         I.

         In March 2015, Hart received a call from Credit Control, a debt collector. When Hart did not answer the phone, Credit Control left a voicemail which, in its entirety, stated:

This is Credit Control calling with a message. This call is from a debt collector. Please call us at 866-784-1160. Thank you.

         This was Credit Control's first communication with Hart. Although Credit Control was attempting to collect a debt from Hart, the individual caller did not disclose that information. Nor did the individual caller identify herself by name. Following that initial call and voicemail, Credit Control continued to call Hart, leaving substantially similar voicemails each time.

         Hart filed a complaint in the Middle District of Florida alleging that Credit Control violated two provisions of the FDCPA-§ 1692e(11) and § 1692d(6)- governing false or misleading representations and harassment and abuse respectively. In granting Credit Control's motion to dismiss, the district court found that Credit Control did not violate § 1692e(11) because the first voicemail was not a "communication" within the meaning of the statute.
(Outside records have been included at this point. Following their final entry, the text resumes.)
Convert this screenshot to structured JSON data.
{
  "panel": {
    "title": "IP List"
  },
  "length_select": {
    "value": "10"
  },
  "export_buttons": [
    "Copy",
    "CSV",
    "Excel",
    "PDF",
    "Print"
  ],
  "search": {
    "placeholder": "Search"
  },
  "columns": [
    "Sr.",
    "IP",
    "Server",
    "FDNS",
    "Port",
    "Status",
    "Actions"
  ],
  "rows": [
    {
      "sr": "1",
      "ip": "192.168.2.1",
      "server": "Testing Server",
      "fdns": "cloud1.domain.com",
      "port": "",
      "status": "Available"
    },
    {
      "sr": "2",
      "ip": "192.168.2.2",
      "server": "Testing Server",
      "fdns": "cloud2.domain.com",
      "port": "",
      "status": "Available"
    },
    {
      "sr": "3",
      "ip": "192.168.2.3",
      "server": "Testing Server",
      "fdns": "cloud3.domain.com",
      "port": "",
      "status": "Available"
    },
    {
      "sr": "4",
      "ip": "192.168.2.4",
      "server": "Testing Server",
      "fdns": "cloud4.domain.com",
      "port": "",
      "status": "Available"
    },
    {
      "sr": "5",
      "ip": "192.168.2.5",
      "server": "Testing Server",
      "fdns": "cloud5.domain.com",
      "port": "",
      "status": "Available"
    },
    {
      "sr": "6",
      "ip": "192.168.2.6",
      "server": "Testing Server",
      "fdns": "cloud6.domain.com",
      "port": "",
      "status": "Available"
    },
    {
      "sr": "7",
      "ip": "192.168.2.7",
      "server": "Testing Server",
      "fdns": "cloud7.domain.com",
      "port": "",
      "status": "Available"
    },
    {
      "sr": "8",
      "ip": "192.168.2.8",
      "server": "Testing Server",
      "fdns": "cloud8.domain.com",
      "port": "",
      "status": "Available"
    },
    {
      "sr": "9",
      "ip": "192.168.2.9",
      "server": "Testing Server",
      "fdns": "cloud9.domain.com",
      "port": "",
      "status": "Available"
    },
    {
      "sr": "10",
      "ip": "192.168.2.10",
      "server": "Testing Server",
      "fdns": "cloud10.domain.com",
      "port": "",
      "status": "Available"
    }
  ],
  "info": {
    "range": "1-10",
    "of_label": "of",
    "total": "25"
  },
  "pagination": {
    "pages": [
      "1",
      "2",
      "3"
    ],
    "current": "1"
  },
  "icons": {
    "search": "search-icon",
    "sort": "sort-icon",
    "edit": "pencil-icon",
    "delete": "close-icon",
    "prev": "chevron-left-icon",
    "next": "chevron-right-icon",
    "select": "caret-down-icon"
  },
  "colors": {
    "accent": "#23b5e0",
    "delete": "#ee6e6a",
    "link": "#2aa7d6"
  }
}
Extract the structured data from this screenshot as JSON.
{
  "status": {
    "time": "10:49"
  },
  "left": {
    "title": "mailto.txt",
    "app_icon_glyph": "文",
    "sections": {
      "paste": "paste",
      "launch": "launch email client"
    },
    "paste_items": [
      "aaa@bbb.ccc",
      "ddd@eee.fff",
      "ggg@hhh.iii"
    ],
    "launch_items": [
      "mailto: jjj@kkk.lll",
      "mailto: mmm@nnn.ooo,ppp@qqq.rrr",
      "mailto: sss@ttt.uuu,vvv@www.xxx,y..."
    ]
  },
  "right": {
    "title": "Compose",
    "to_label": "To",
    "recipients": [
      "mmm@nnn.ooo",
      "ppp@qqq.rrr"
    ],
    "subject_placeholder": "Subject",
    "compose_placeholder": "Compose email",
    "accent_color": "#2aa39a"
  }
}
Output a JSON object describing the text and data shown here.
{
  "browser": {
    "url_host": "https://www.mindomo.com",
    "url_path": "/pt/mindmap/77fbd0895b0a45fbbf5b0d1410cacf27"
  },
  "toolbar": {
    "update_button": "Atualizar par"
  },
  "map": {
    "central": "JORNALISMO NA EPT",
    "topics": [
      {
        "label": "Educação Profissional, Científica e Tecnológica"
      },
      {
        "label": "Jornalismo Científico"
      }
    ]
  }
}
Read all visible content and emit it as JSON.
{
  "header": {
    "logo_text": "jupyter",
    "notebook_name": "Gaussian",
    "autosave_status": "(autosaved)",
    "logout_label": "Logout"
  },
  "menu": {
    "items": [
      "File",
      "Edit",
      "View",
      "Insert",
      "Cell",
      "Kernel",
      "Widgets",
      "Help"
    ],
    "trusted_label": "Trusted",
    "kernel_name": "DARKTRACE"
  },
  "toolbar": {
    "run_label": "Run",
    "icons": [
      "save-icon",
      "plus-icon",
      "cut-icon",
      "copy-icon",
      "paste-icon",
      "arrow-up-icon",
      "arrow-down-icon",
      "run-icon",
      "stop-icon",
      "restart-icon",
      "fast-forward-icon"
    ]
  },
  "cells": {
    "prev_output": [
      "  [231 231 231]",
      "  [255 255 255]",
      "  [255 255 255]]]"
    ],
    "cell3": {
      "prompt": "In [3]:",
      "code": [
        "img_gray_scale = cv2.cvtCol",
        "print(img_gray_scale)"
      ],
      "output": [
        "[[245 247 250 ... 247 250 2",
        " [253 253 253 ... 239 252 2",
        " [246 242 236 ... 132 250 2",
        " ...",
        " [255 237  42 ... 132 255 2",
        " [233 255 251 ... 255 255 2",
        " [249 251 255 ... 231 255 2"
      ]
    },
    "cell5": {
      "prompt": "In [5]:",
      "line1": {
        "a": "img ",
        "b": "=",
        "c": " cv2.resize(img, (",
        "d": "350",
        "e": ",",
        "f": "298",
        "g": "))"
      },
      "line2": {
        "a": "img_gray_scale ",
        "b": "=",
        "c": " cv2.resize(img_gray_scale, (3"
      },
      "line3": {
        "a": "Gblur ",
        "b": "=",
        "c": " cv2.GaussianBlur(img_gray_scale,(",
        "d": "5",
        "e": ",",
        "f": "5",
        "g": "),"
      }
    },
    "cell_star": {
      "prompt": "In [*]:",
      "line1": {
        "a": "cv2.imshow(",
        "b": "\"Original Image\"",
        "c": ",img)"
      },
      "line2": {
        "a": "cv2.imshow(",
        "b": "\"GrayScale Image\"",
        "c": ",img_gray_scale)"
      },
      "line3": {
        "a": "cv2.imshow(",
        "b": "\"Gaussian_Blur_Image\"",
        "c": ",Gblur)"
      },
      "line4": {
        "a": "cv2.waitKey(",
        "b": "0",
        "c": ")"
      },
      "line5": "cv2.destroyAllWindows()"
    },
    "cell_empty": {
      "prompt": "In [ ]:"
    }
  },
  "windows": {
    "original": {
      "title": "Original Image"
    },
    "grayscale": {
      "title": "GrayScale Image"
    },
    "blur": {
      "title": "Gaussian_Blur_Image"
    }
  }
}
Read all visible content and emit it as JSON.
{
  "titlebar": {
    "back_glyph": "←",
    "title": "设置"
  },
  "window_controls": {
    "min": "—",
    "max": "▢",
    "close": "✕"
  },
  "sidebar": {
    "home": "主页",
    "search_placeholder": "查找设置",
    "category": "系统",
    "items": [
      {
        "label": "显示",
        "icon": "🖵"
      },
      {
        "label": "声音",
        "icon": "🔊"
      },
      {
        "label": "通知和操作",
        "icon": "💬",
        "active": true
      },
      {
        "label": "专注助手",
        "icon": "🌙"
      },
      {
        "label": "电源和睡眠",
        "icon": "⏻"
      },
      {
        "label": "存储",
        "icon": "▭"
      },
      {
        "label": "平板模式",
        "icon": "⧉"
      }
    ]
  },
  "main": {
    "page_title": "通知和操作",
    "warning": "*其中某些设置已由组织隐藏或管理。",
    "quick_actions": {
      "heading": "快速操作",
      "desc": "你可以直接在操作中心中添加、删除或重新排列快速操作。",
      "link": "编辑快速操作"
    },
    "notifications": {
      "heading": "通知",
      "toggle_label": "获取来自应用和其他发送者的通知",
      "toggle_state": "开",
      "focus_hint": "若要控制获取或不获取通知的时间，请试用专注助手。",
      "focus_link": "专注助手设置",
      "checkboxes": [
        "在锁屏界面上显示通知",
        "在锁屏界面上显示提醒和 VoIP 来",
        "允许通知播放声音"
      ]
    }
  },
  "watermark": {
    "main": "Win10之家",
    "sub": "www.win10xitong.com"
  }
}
The district court also found that Credit Control did not violate § 1692d(6) because its caller provided Hart with "meaningful disclosure." The district court reasoned that the voicemails provided "meaningful disclosure" because they provided enough information not to mislead the consumer as to the purpose of the call. Upon dismissal, Hart timely appealed.

         II.

         We review issues of statutory interpretation de novo. Davidson v. Capital One Bank (USA), N.A., 797 F.3d 1309, 1312 (11th Cir. 2015). We also conduct a de novo review of a district court's dismissal of a complaint for failure to state a claim. Hill v. White, 321 F.3d 1334, 1335 (11th Cir. 2003) (per curiam).

         III.

         In order to protect consumers, Congress enacted the FDCPA "to eliminate abusive debt collection practices by debt collectors." LeBlanc v. Unifund CCR Partners, 601 F.3d 1185, 1190 (11th Cir. 2010) (per curiam) (internal quotation marks omitted). "The [FDCPA] imposes civil liability on debt collectors for certain prohibited debt collection practices." Jerman v. Carlisle, McNellie, Rini, Kramer & Ulrich L.P.A., 559 U.S. 573, 576, 130 S.Ct. 1605, 1608 (2010) (internal quotation marks omitted).

         Hart alleges that Credit Control violated two sections of the FDCPA- § 1692e(11) and § 1692d(6). First, she argues that Credit Control violated § 1692e(11) when it failed to make the required disclosures for initial communications in its first voicemail to her. Credit Control counters that it was not required to make such disclosures because the voicemail was not a communication. Second, she argues that Credit Control violated § 1692d(6) when its individual callers did not identify themselves by name in any of the voicemails, thus failing to provide Hart with "meaningful disclosure." Credit Control contends that the individual caller's name is not necessary for such disclosure. While we agree with Hart that the initial voicemail left by Credit Control is a communication within the meaning of the FDCPA, thereby ...


Buy This Entire Record For $7.95

Download the entire decision to receive the complete text, official citation,
docket number, dissents and concurrences, and footnotes for this case.

Learn more about what you receive with purchase of this case.